By Long Sambo
Kratie Province, Cambodia, September 21, 2016
Two commune chiefs and tourist boat operators in Kratie province have expressed their dissatisfaction over the construction of Don Sahong Dam, saying people’s living conditions will be getting worse while biodiversity – including rare fish species and dolphins in the lower Mekong River – are facing a threat of becoming extinct in the future if the Lao dam proceeds with its construction.
The tourist boat operators and the two commune chiefs in Sambo district voiced their concerns to some 30 Cambodian journalists who were on a field visit, as part of a three-day training workshop on reporting on environmental impact and EIA organized by the Cambodia Institute for Media Studies and supported by the USAID-funded Mekong Partnership for the Environment during July 14-16, 2016.
Mr. Chum Savorn, Chief of Sambo District, said he was worried about the decline of the fishery and since 2002 rare fish species like dolphins have been facing a threat of becoming extinct due to the Don Sahong Dam. The commune chief continued that millions of people along the Mekong River would lose their livelihoods and daily income if the dam continued to be built.
He said the people in his commune made their living by fishing both legally and illegally apart from doing their rice farming though the local authority had tried to stop illegal activities due to the few and poorly trained officers.
Mr. Savorn said during the last two years the people’s living conditions had also been affected by climate change, draught, and farmers’ spending a bigger investment on crops with less profits and cheaper price. After the Don Sahong dam started its construction in 2014, he said all fish species, especially dolphins in the Kampi, Peak Vek and Koh Pdao Coservation Areas, had migrated from Kampi up and down to the Lao border in Steung Treng province.

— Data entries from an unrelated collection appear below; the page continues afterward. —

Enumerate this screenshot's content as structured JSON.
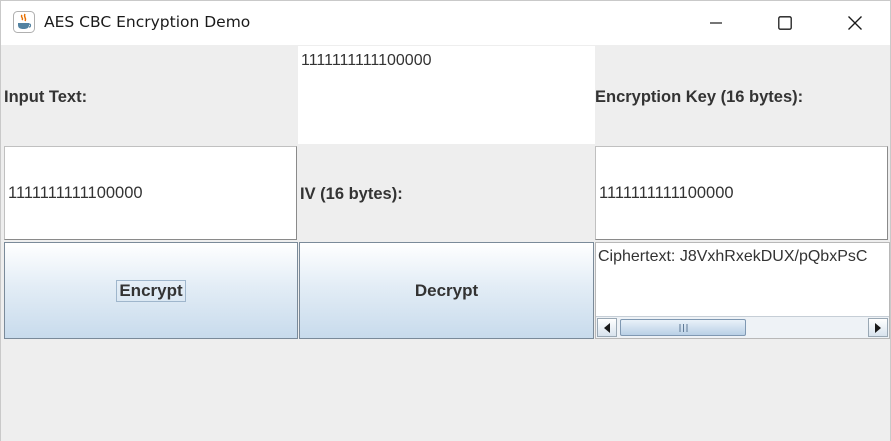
{
  "window": {
    "title": "AES CBC Encryption Demo",
    "icon": "java-cup-icon",
    "controls": [
      "minimize-icon",
      "maximize-icon",
      "close-icon"
    ]
  },
  "form": {
    "input_text_label": "Input Text:",
    "input_text_value": "1111111111100000",
    "encryption_key_label": "Encryption Key (16 bytes):",
    "encryption_key_value": "1111111111100000",
    "input_field_value": "1111111111100000",
    "iv_label": "IV (16 bytes):",
    "iv_value": "1111111111100000"
  },
  "buttons": {
    "encrypt_label": "Encrypt",
    "decrypt_label": "Decrypt"
  },
  "output": {
    "ciphertext": "Ciphertext: J8VxhRxekDUX/pQbxPsC"
  },
  "colors": {
    "window_bg": "#eeeeee",
    "button_gradient_top": "#ffffff",
    "button_gradient_bottom": "#c8dbec",
    "text": "#333333"
  }
}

Mr. Ouk Savy, Koh Knhae Commune Chief, said his commune stretched along the Mekong River over an area of 25 square kilometers and the people in the commune made their living by farming and collecting palm juice in addition to fishing. After draught, he said people had sold their cattle and bought mechanic ploughs but they had to spend a lot on fuel while making a small profit.
With regards to fishery, Mr. Savy said that in the past the river within Koh Knhae commune had an abundance of fish, including the Mekong dolphins. However, he said things had changed after the construction of the dam.
The two commune chiefs said they were worried that fish species in the Mekong River, especially dolphins, would disappear when the Don Sahong Dam closed its gates after the construction is completed.
Mr. Sor Sokchea, Deputy Head of the Tourist Boat Operators Association based at Kampi, Kratie province, said the Mekong dolphins had helped generate income for the local people but they would also lose their livelihoods after the construction of the dam.
While indicating that the tourist boat operators and other vendors would return to rice farming, Mr. Sokchea said he would like to appeal to the government to help stop the construction of the Don Sahong Dam, which is only one kilometer from the Mekong dophin sanctuary in Cambodia.
The 260-megawatt Don Sahong Dam is located in Champa Sak province in Laos, began its construction in 2014.
This story was produced in collaboration with The Mekong Eye and Mekong Matters Journalism Network through a field workshop for journalists. The journalist and their outlet retain full editorial and copyright control. Translation by The Mekong Eye, Read the original on Apsara TV.
Lead photo: Sunset on Mekong River, Photo: Pixabay